Another interesting thing which I noticed on that individual was that it was moulting and had lost its primary feathers. During this period individuals like these mostly stay in the water as they can’t fly too well and are vulnerable to predation by foxes.

Moulting individual without primary feathers
Moulting individual without primary feathers

Two days after that memorable sighting (6th November 2012), I was in the ringing hut busy ringing some passerines. Suddenly the ringers outside started cheering aloud and I instantly knew that they had captured an interesting bird. I came out and was awestruck to see a Mute Swan. We always want to touch the things which we really like. I fulfilled my wish by caressing the Mute Swan. When these kind of special birds are brought to the ringing hut, normally, they draw a lot from among the names of the participants present there written on pieces of paper. And guess whose lucky day that was? Yes, when they read out my name and said I got a chance to ring the bird I was over the moon.

Ringing a Mute Swan was a special moment. But it is not very easy to do that. Two people had to hold the bird while I put the ring. Since I had never ringed a Mute Swan before, other ringers around me helped enormously. Although my name is recorded in the register, I wouldn’t really boast that it was ringed by me alone. It was a collective effort. However, I was quite happy and thrilled that I got a chance to touch this beautiful bird once again. The ring number that I put on it was ZY2122. In case any of you see a Mute Swan with this ring number, do remember me!

Swan upping in East Sussex..:)
Swan upping in East Sussex! 

Mute swan was introduced in the US and now they are considered a pest. I personally don’t want to hate the Mute Swan even where it is non-native. But that is not possible in a biologist’s world. A biologist has to enjoy nature with discretion. This is a curse. We have so many specifications.

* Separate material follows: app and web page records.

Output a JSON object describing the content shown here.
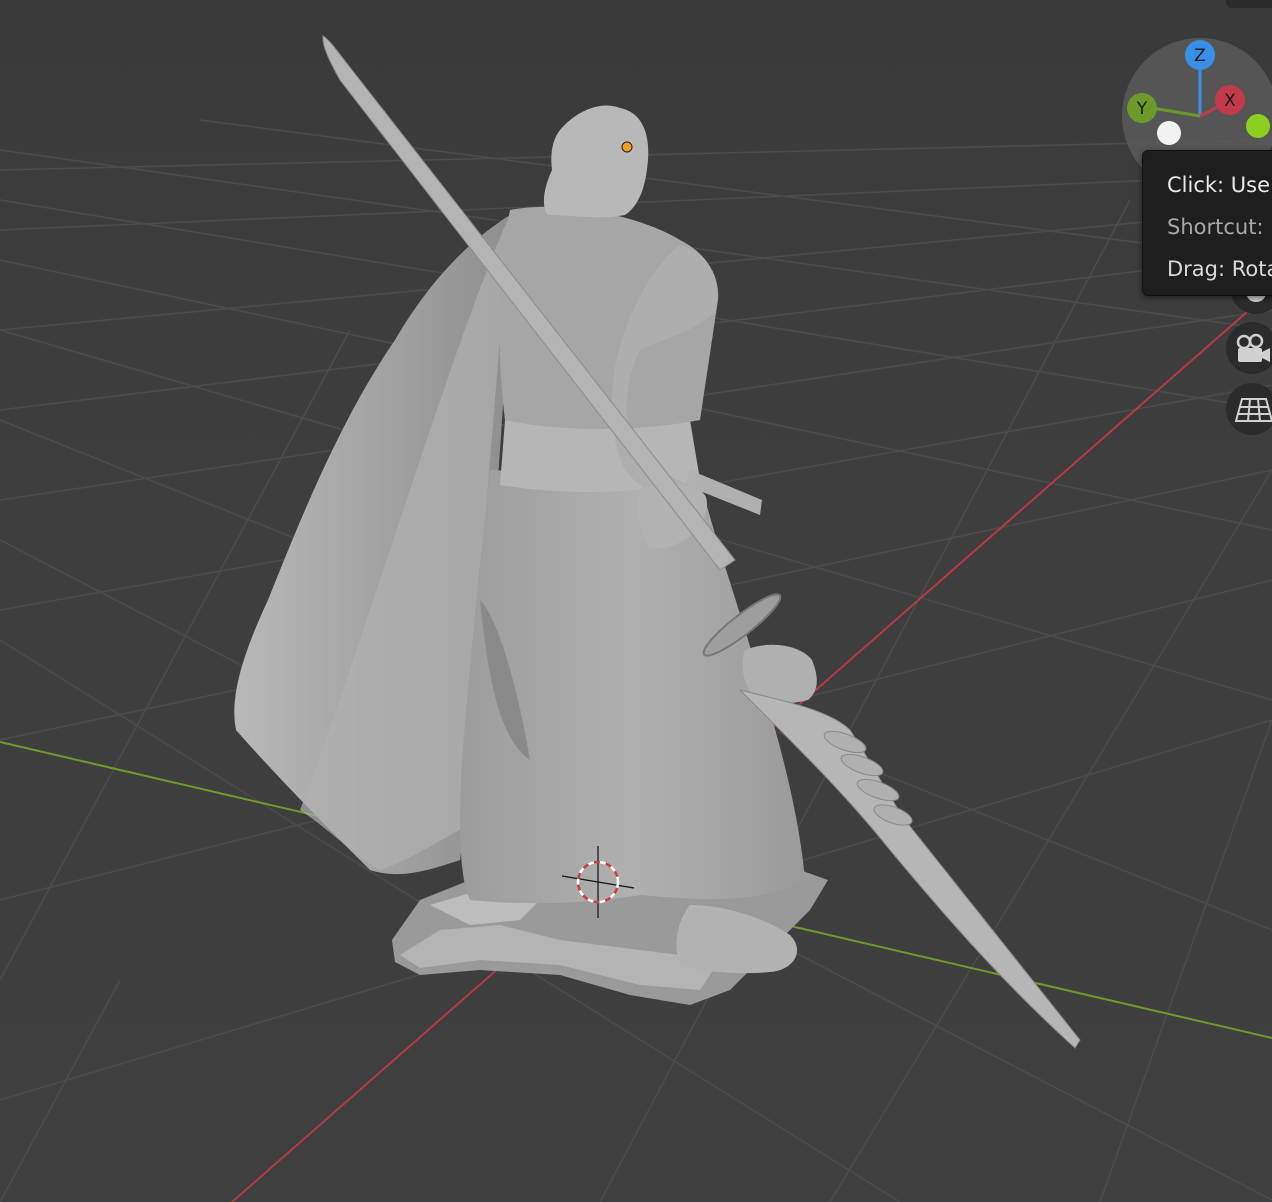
{
  "viewport": {
    "background": "#3d3d3d",
    "grid_color": "#4a4a4a",
    "x_axis_color": "#b53a45",
    "y_axis_color": "#6f9a2a",
    "model_color": "#a9a9a9"
  },
  "gizmo": {
    "z_label": "Z",
    "y_label": "Y",
    "x_label": "X",
    "z_color": "#3a8ee6",
    "y_color": "#6b9a2a",
    "x_color": "#c23b4a"
  },
  "tooltip": {
    "line1": "Click: Use",
    "line2": "Shortcut:",
    "line3": "Drag: Rota"
  },
  "nav_buttons": [
    {
      "icon": "hand-pan-icon"
    },
    {
      "icon": "camera-icon"
    },
    {
      "icon": "perspective-grid-icon"
    }
  ]
}
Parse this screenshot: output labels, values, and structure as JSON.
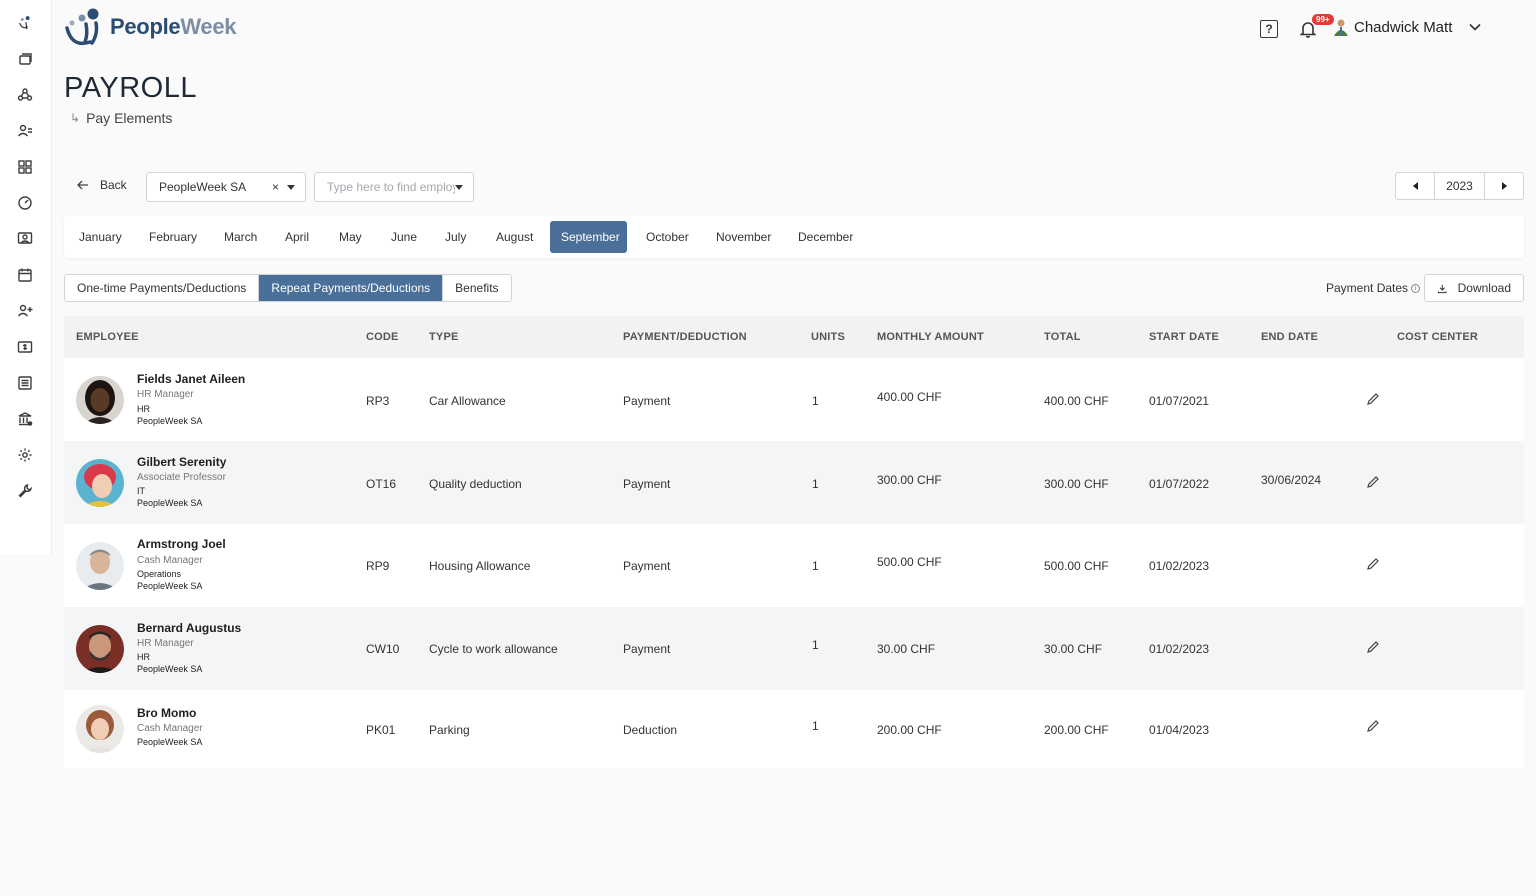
{
  "brand": {
    "name_part1": "People",
    "name_part2": "Week"
  },
  "header": {
    "notification_badge": "99+",
    "user_name": "Chadwick Matt",
    "help_symbol": "?"
  },
  "page": {
    "title": "PAYROLL",
    "breadcrumb": "Pay Elements"
  },
  "filters": {
    "back_label": "Back",
    "company": "PeopleWeek SA",
    "company_clear": "×",
    "employee_placeholder": "Type here to find employee",
    "year": "2023"
  },
  "months": [
    "January",
    "February",
    "March",
    "April",
    "May",
    "June",
    "July",
    "August",
    "September",
    "October",
    "November",
    "December"
  ],
  "active_month": "September",
  "tabs": {
    "one_time": "One-time Payments/Deductions",
    "repeat": "Repeat Payments/Deductions",
    "benefits": "Benefits"
  },
  "actions": {
    "payment_dates": "Payment Dates",
    "download": "Download",
    "info_symbol": "i"
  },
  "table": {
    "headers": {
      "employee": "EMPLOYEE",
      "code": "CODE",
      "type": "TYPE",
      "payment": "PAYMENT/DEDUCTION",
      "units": "UNITS",
      "monthly": "MONTHLY AMOUNT",
      "total": "TOTAL",
      "start": "START DATE",
      "end": "END DATE",
      "cost": "COST CENTER"
    },
    "rows": [
      {
        "name": "Fields Janet Aileen",
        "role": "HR Manager",
        "dept": "HR",
        "company": "PeopleWeek SA",
        "code": "RP3",
        "type": "Car Allowance",
        "payment": "Payment",
        "units": "1",
        "monthly": "400.00 CHF",
        "total": "400.00 CHF",
        "start": "01/07/2021",
        "end": ""
      },
      {
        "name": "Gilbert Serenity",
        "role": "Associate Professor",
        "dept": "IT",
        "company": "PeopleWeek SA",
        "code": "OT16",
        "type": "Quality deduction",
        "payment": "Payment",
        "units": "1",
        "monthly": "300.00 CHF",
        "total": "300.00 CHF",
        "start": "01/07/2022",
        "end": "30/06/2024"
      },
      {
        "name": "Armstrong Joel",
        "role": "Cash Manager",
        "dept": "Operations",
        "company": "PeopleWeek SA",
        "code": "RP9",
        "type": "Housing Allowance",
        "payment": "Payment",
        "units": "1",
        "monthly": "500.00 CHF",
        "total": "500.00 CHF",
        "start": "01/02/2023",
        "end": ""
      },
      {
        "name": "Bernard Augustus",
        "role": "HR Manager",
        "dept": "HR",
        "company": "PeopleWeek SA",
        "code": "CW10",
        "type": "Cycle to work allowance",
        "payment": "Payment",
        "units": "1",
        "monthly": "30.00 CHF",
        "total": "30.00 CHF",
        "start": "01/02/2023",
        "end": ""
      },
      {
        "name": "Bro Momo",
        "role": "Cash Manager",
        "dept": "",
        "company": "PeopleWeek SA",
        "code": "PK01",
        "type": "Parking",
        "payment": "Deduction",
        "units": "1",
        "monthly": "200.00 CHF",
        "total": "200.00 CHF",
        "start": "01/04/2023",
        "end": ""
      }
    ]
  },
  "colors": {
    "accent": "#4a6f98",
    "brand_dark": "#2c4d73",
    "brand_light": "#7c8ea6",
    "badge": "#e53935"
  }
}
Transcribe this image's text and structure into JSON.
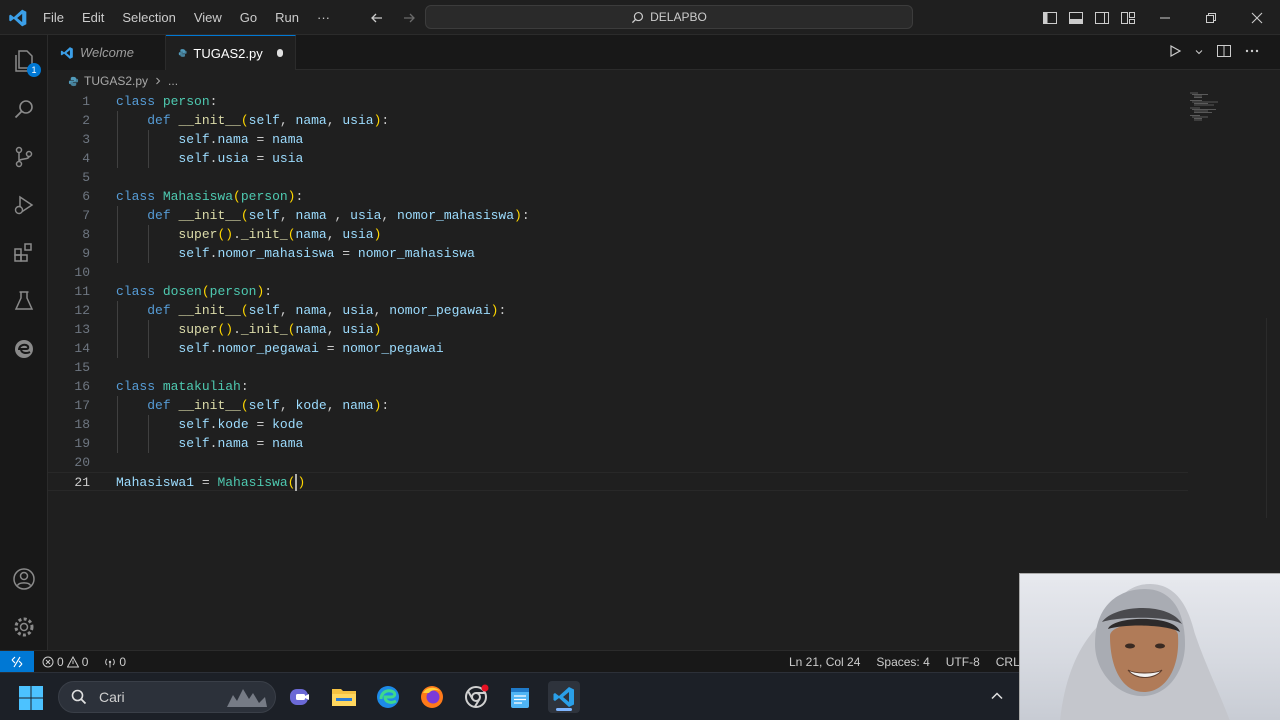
{
  "menu": [
    "File",
    "Edit",
    "Selection",
    "View",
    "Go",
    "Run",
    "···"
  ],
  "search": {
    "text": "DELAPBO"
  },
  "activity_badge": "1",
  "tabs": [
    {
      "label": "Welcome"
    },
    {
      "label": "TUGAS2.py"
    }
  ],
  "breadcrumb": {
    "file": "TUGAS2.py",
    "more": "..."
  },
  "editor": {
    "line_numbers": [
      "1",
      "2",
      "3",
      "4",
      "5",
      "6",
      "7",
      "8",
      "9",
      "10",
      "11",
      "12",
      "13",
      "14",
      "15",
      "16",
      "17",
      "18",
      "19",
      "20",
      "21"
    ],
    "lines": [
      "class person:",
      "    def __init__(self, nama, usia):",
      "        self.nama = nama",
      "        self.usia = usia",
      "",
      "class Mahasiswa(person):",
      "    def __init__(self, nama , usia, nomor_mahasiswa):",
      "        super()._init_(nama, usia)",
      "        self.nomor_mahasiswa = nomor_mahasiswa",
      "",
      "class dosen(person):",
      "    def __init__(self, nama, usia, nomor_pegawai):",
      "        super()._init_(nama, usia)",
      "        self.nomor_pegawai = nomor_pegawai",
      "",
      "class matakuliah:",
      "    def __init__(self, kode, nama):",
      "        self.kode = kode",
      "        self.nama = nama",
      "",
      "Mahasiswa1 = Mahasiswa()"
    ],
    "current_line": 21
  },
  "statusbar": {
    "errors": "0",
    "warnings": "0",
    "ports": "0",
    "position": "Ln 21, Col 24",
    "spaces": "Spaces: 4",
    "encoding": "UTF-8",
    "eol": "CRLF"
  },
  "taskbar": {
    "search_label": "Cari"
  },
  "colors": {
    "accent": "#0078d4",
    "keyword": "#569cd6",
    "class_name": "#4ec9b0",
    "function": "#dcdcaa",
    "parameter": "#9cdcfe"
  }
}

If someone in India says they like Lantana flowers, I would have given them a big lecture: “They are invasive plants, they are very bad, they don’t allow other plants to grow, they spread like hell, this is one of the serious problems now we are facing in Indian forests, this plant should be controlled, so on and so forth.” I hate to see Lantana in India, Eucalyptus in India. Likewise somewhere in some part of this earth somebody surely hates the Mute Swan for being non-native. Just the feeling that someone can hate these birds, makes me feel sad. Human beings did a mistake of introducing them in the places which are alien to them. And when they adapt themselves and flourish we call them invasive. Because of our mistake, those beautiful birds are losing their lives. Isn’t that awful?

Mute Swan at its native land
Swan and Shadow (Poem by John Hollander)

But when I was watching those beautiful Mute Swans beautifully swimming in that beautiful golden sun-lit stream, I thought to myself, I am watching the Mute Swans in their native land. Nobody around me to tell that, ’they are….

Lucky me!